Every entry below should be written out exactly, and no image should appear.
%%
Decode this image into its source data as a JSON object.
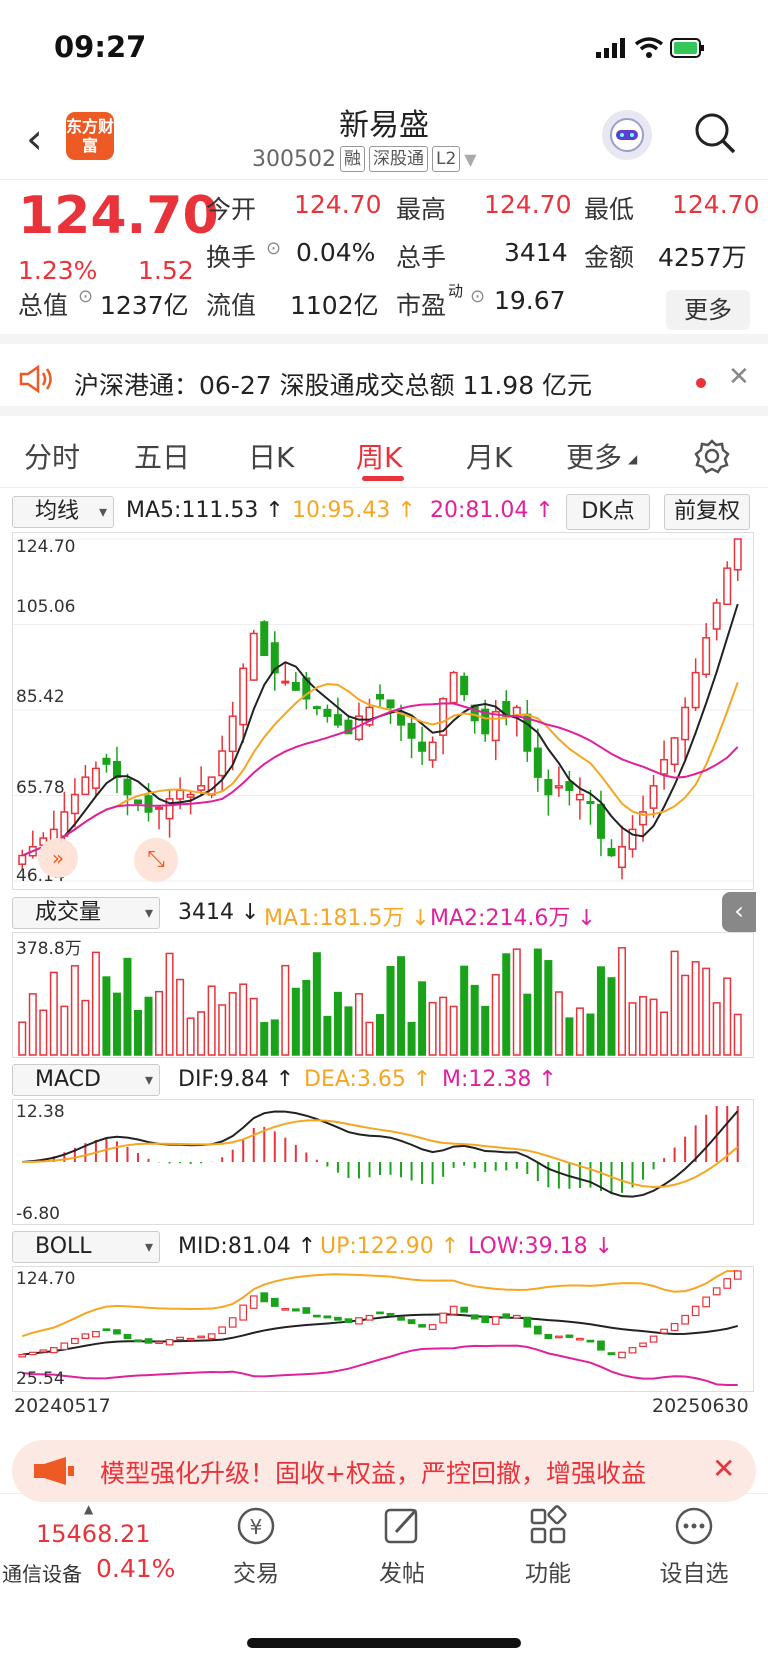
{
  "status_bar": {
    "time": "09:27"
  },
  "header": {
    "title": "新易盛",
    "code": "300502",
    "tags": [
      "融",
      "深股通",
      "L2"
    ],
    "logo_text": "东方财富"
  },
  "quote": {
    "price": "124.70",
    "change_pct": "1.23%",
    "change": "1.52",
    "fields": {
      "open_label": "今开",
      "open": "124.70",
      "high_label": "最高",
      "high": "124.70",
      "low_label": "最低",
      "low": "124.70",
      "turnover_label": "换手",
      "turnover": "0.04%",
      "volume_label": "总手",
      "volume": "3414",
      "amount_label": "金额",
      "amount": "4257万",
      "mktcap_label": "总值",
      "mktcap": "1237亿",
      "float_label": "流值",
      "float": "1102亿",
      "pe_label": "市盈",
      "pe_sup": "动",
      "pe": "19.67"
    },
    "more": "更多"
  },
  "notice": {
    "text": "沪深港通：06-27 深股通成交总额 11.98 亿元"
  },
  "tabs": [
    "分时",
    "五日",
    "日K",
    "周K",
    "月K",
    "更多"
  ],
  "active_tab": "周K",
  "main_chart": {
    "selector": "均线",
    "ma5": "MA5:111.53 ↑",
    "ma10": "10:95.43 ↑",
    "ma20": "20:81.04 ↑",
    "dk": "DK点",
    "adjust": "前复权",
    "y_labels": [
      "124.70",
      "105.06",
      "85.42",
      "65.78",
      "46.14"
    ]
  },
  "volume_chart": {
    "selector": "成交量",
    "vol": "3414 ↓",
    "ma1": "MA1:181.5万 ↓",
    "ma2": "MA2:214.6万 ↓",
    "y_top": "378.8万"
  },
  "macd_chart": {
    "selector": "MACD",
    "dif": "DIF:9.84 ↑",
    "dea": "DEA:3.65 ↑",
    "m": "M:12.38 ↑",
    "y_top": "12.38",
    "y_bottom": "-6.80"
  },
  "boll_chart": {
    "selector": "BOLL",
    "mid": "MID:81.04 ↑",
    "up": "UP:122.90 ↑",
    "low": "LOW:39.18 ↓",
    "y_top": "124.70",
    "y_bottom": "25.54"
  },
  "date_range": {
    "start": "20240517",
    "end": "20250630"
  },
  "promo": {
    "text": "模型强化升级！固收+权益，严控回撤，增强收益"
  },
  "bottom_bar": {
    "index_value": "15468.21",
    "index_name": "通信设备",
    "index_change": "0.41%",
    "items": [
      "交易",
      "发帖",
      "功能",
      "设自选"
    ]
  },
  "colors": {
    "up": "#e8333a",
    "down": "#1aa31a",
    "ma10": "#f5a623",
    "ma20": "#e0209c",
    "ma5": "#222222"
  },
  "chart_data": {
    "type": "candlestick",
    "closes": [
      52,
      54,
      56,
      58,
      62,
      66,
      70,
      72,
      73,
      70,
      66,
      64,
      62,
      63,
      65,
      67,
      66,
      68,
      70,
      76,
      84,
      95,
      103,
      98,
      94,
      92,
      90,
      88,
      86,
      84,
      82,
      80,
      84,
      86,
      88,
      86,
      82,
      79,
      76,
      78,
      88,
      94,
      89,
      83,
      80,
      85,
      84,
      86,
      76,
      70,
      66,
      68,
      67,
      66,
      64,
      56,
      52,
      54,
      58,
      62,
      68,
      74,
      79,
      86,
      94,
      102,
      110,
      118,
      124.7
    ],
    "ylim": [
      46.14,
      124.7
    ]
  }
}
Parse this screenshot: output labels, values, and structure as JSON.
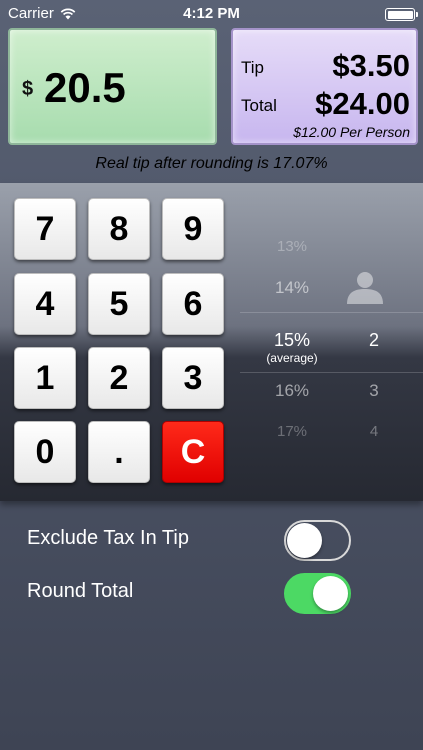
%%
Finished exercise
Decode this image into its source data as a JSON object.
{
  "status_bar": {
    "time": "09:27"
  },
  "header": {
    "title": "新易盛",
    "code": "300502",
    "tags": [
      "融",
      "深股通",
      "L2"
    ],
    "logo_text": "东方财富"
  },
  "quote": {
    "price": "124.70",
    "change_pct": "1.23%",
    "change": "1.52",
    "fields": {
      "open_label": "今开",
      "open": "124.70",
      "high_label": "最高",
      "high": "124.70",
      "low_label": "最低",
      "low": "124.70",
      "turnover_label": "换手",
      "turnover": "0.04%",
      "volume_label": "总手",
      "volume": "3414",
      "amount_label": "金额",
      "amount": "4257万",
      "mktcap_label": "总值",
      "mktcap": "1237亿",
      "float_label": "流值",
      "float": "1102亿",
      "pe_label": "市盈",
      "pe_sup": "动",
      "pe": "19.67"
    },
    "more": "更多"
  },
  "notice": {
    "text": "沪深港通：06-27 深股通成交总额 11.98 亿元"
  },
  "tabs": [
    "分时",
    "五日",
    "日K",
    "周K",
    "月K",
    "更多"
  ],
  "active_tab": "周K",
  "main_chart": {
    "selector": "均线",
    "ma5": "MA5:111.53 ↑",
    "ma10": "10:95.43 ↑",
    "ma20": "20:81.04 ↑",
    "dk": "DK点",
    "adjust": "前复权",
    "y_labels": [
      "124.70",
      "105.06",
      "85.42",
      "65.78",
      "46.14"
    ]
  },
  "volume_chart": {
    "selector": "成交量",
    "vol": "3414 ↓",
    "ma1": "MA1:181.5万 ↓",
    "ma2": "MA2:214.6万 ↓",
    "y_top": "378.8万"
  },
  "macd_chart": {
    "selector": "MACD",
    "dif": "DIF:9.84 ↑",
    "dea": "DEA:3.65 ↑",
    "m": "M:12.38 ↑",
    "y_top": "12.38",
    "y_bottom": "-6.80"
  },
  "boll_chart": {
    "selector": "BOLL",
    "mid": "MID:81.04 ↑",
    "up": "UP:122.90 ↑",
    "low": "LOW:39.18 ↓",
    "y_top": "124.70",
    "y_bottom": "25.54"
  },
  "date_range": {
    "start": "20240517",
    "end": "20250630"
  },
  "promo": {
    "text": "模型强化升级！固收+权益，严控回撤，增强收益"
  },
  "bottom_bar": {
    "index_value": "15468.21",
    "index_name": "通信设备",
    "index_change": "0.41%",
    "items": [
      "交易",
      "发帖",
      "功能",
      "设自选"
    ]
  },
  "colors": {
    "up": "#e8333a",
    "down": "#1aa31a",
    "ma10": "#f5a623",
    "ma20": "#e0209c",
    "ma5": "#222222"
  },
  "chart_data": {
    "type": "candlestick",
    "closes": [
      52,
      54,
      56,
      58,
      62,
      66,
      70,
      72,
      73,
      70,
      66,
      64,
      62,
      63,
      65,
      67,
      66,
      68,
      70,
      76,
      84,
      95,
      103,
      98,
      94,
      92,
      90,
      88,
      86,
      84,
      82,
      80,
      84,
      86,
      88,
      86,
      82,
      79,
      76,
      78,
      88,
      94,
      89,
      83,
      80,
      85,
      84,
      86,
      76,
      70,
      66,
      68,
      67,
      66,
      64,
      56,
      52,
      54,
      58,
      62,
      68,
      74,
      79,
      86,
      94,
      102,
      110,
      118,
      124.7
    ],
    "ylim": [
      46.14,
      124.7
    ]
  }
}
Parse this screenshot: output labels, values, and structure as JSON.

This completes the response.